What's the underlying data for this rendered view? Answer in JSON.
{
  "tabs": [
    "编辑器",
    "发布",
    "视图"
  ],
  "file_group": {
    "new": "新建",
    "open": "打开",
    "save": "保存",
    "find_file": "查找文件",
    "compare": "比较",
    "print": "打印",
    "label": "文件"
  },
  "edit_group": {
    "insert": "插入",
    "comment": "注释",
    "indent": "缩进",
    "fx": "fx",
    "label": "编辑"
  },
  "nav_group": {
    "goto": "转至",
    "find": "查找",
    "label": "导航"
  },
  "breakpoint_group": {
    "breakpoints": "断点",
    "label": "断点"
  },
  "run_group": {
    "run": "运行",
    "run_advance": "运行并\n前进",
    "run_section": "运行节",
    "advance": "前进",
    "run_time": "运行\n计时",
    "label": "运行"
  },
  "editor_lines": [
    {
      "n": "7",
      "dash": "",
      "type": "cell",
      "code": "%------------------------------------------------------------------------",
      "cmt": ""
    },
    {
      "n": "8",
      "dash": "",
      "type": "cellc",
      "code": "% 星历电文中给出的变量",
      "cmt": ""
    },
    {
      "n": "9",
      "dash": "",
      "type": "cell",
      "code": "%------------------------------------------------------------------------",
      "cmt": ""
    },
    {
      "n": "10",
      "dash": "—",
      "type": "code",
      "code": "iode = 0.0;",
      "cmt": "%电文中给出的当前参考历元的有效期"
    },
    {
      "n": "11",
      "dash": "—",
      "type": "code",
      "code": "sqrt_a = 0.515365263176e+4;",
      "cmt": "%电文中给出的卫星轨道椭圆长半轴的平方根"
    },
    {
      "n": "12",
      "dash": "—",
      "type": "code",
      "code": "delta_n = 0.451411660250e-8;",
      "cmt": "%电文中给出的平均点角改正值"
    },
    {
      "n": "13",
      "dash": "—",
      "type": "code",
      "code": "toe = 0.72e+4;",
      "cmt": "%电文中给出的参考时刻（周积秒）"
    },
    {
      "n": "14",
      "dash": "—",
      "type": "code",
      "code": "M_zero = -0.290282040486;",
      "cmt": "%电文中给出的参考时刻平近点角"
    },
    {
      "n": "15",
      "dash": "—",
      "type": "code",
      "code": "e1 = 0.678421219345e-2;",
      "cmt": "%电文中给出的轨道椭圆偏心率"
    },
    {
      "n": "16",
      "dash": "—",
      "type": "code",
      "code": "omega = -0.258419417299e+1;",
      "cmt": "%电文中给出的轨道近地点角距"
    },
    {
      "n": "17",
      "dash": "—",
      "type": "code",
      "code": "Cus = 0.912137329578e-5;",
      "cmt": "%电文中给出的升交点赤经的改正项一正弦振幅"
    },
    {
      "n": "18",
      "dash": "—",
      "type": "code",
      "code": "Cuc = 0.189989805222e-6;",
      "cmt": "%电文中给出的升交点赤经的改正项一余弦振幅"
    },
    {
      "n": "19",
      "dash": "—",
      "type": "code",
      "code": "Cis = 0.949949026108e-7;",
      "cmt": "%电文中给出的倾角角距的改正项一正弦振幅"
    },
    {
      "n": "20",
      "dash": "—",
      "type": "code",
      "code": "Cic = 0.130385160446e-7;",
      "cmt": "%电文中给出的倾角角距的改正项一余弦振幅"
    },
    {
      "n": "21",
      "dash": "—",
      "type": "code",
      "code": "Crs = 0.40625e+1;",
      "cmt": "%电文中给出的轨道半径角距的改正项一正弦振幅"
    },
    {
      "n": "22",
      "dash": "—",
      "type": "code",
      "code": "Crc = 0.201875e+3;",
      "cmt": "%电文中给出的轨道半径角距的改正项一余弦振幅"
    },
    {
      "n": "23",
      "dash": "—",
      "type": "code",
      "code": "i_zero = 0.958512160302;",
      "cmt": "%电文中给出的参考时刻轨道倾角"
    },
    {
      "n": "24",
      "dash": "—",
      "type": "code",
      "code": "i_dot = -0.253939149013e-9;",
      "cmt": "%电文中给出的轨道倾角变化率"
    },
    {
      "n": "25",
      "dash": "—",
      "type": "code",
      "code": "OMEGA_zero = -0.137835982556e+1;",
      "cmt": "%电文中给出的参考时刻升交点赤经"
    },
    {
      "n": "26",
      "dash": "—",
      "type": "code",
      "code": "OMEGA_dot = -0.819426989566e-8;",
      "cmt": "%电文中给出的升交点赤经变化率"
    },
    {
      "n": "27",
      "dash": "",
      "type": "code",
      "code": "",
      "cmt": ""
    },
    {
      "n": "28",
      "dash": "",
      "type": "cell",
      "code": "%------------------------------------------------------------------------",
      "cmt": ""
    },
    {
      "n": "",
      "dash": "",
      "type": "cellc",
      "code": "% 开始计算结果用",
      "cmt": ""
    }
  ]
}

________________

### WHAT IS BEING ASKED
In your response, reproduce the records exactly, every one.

### WRITTEN SOLUTION
What's the underlying data for this rendered view? Answer in JSON.
{
  "tabs": [
    "编辑器",
    "发布",
    "视图"
  ],
  "file_group": {
    "new": "新建",
    "open": "打开",
    "save": "保存",
    "find_file": "查找文件",
    "compare": "比较",
    "print": "打印",
    "label": "文件"
  },
  "edit_group": {
    "insert": "插入",
    "comment": "注释",
    "indent": "缩进",
    "fx": "fx",
    "label": "编辑"
  },
  "nav_group": {
    "goto": "转至",
    "find": "查找",
    "label": "导航"
  },
  "breakpoint_group": {
    "breakpoints": "断点",
    "label": "断点"
  },
  "run_group": {
    "run": "运行",
    "run_advance": "运行并\n前进",
    "run_section": "运行节",
    "advance": "前进",
    "run_time": "运行\n计时",
    "label": "运行"
  },
  "editor_lines": [
    {
      "n": "7",
      "dash": "",
      "type": "cell",
      "code": "%------------------------------------------------------------------------",
      "cmt": ""
    },
    {
      "n": "8",
      "dash": "",
      "type": "cellc",
      "code": "% 星历电文中给出的变量",
      "cmt": ""
    },
    {
      "n": "9",
      "dash": "",
      "type": "cell",
      "code": "%------------------------------------------------------------------------",
      "cmt": ""
    },
    {
      "n": "10",
      "dash": "—",
      "type": "code",
      "code": "iode = 0.0;",
      "cmt": "%电文中给出的当前参考历元的有效期"
    },
    {
      "n": "11",
      "dash": "—",
      "type": "code",
      "code": "sqrt_a = 0.515365263176e+4;",
      "cmt": "%电文中给出的卫星轨道椭圆长半轴的平方根"
    },
    {
      "n": "12",
      "dash": "—",
      "type": "code",
      "code": "delta_n = 0.451411660250e-8;",
      "cmt": "%电文中给出的平均点角改正值"
    },
    {
      "n": "13",
      "dash": "—",
      "type": "code",
      "code": "toe = 0.72e+4;",
      "cmt": "%电文中给出的参考时刻（周积秒）"
    },
    {
      "n": "14",
      "dash": "—",
      "type": "code",
      "code": "M_zero = -0.290282040486;",
      "cmt": "%电文中给出的参考时刻平近点角"
    },
    {
      "n": "15",
      "dash": "—",
      "type": "code",
      "code": "e1 = 0.678421219345e-2;",
      "cmt": "%电文中给出的轨道椭圆偏心率"
    },
    {
      "n": "16",
      "dash": "—",
      "type": "code",
      "code": "omega = -0.258419417299e+1;",
      "cmt": "%电文中给出的轨道近地点角距"
    },
    {
      "n": "17",
      "dash": "—",
      "type": "code",
      "code": "Cus = 0.912137329578e-5;",
      "cmt": "%电文中给出的升交点赤经的改正项一正弦振幅"
    },
    {
      "n": "18",
      "dash": "—",
      "type": "code",
      "code": "Cuc = 0.189989805222e-6;",
      "cmt": "%电文中给出的升交点赤经的改正项一余弦振幅"
    },
    {
      "n": "19",
      "dash": "—",
      "type": "code",
      "code": "Cis = 0.949949026108e-7;",
      "cmt": "%电文中给出的倾角角距的改正项一正弦振幅"
    },
    {
      "n": "20",
      "dash": "—",
      "type": "code",
      "code": "Cic = 0.130385160446e-7;",
      "cmt": "%电文中给出的倾角角距的改正项一余弦振幅"
    },
    {
      "n": "21",
      "dash": "—",
      "type": "code",
      "code": "Crs = 0.40625e+1;",
      "cmt": "%电文中给出的轨道半径角距的改正项一正弦振幅"
    },
    {
      "n": "22",
      "dash": "—",
      "type": "code",
      "code": "Crc = 0.201875e+3;",
      "cmt": "%电文中给出的轨道半径角距的改正项一余弦振幅"
    },
    {
      "n": "23",
      "dash": "—",
      "type": "code",
      "code": "i_zero = 0.958512160302;",
      "cmt": "%电文中给出的参考时刻轨道倾角"
    },
    {
      "n": "24",
      "dash": "—",
      "type": "code",
      "code": "i_dot = -0.253939149013e-9;",
      "cmt": "%电文中给出的轨道倾角变化率"
    },
    {
      "n": "25",
      "dash": "—",
      "type": "code",
      "code": "OMEGA_zero = -0.137835982556e+1;",
      "cmt": "%电文中给出的参考时刻升交点赤经"
    },
    {
      "n": "26",
      "dash": "—",
      "type": "code",
      "code": "OMEGA_dot = -0.819426989566e-8;",
      "cmt": "%电文中给出的升交点赤经变化率"
    },
    {
      "n": "27",
      "dash": "",
      "type": "code",
      "code": "",
      "cmt": ""
    },
    {
      "n": "28",
      "dash": "",
      "type": "cell",
      "code": "%------------------------------------------------------------------------",
      "cmt": ""
    },
    {
      "n": "",
      "dash": "",
      "type": "cellc",
      "code": "% 开始计算结果用",
      "cmt": ""
    }
  ]
}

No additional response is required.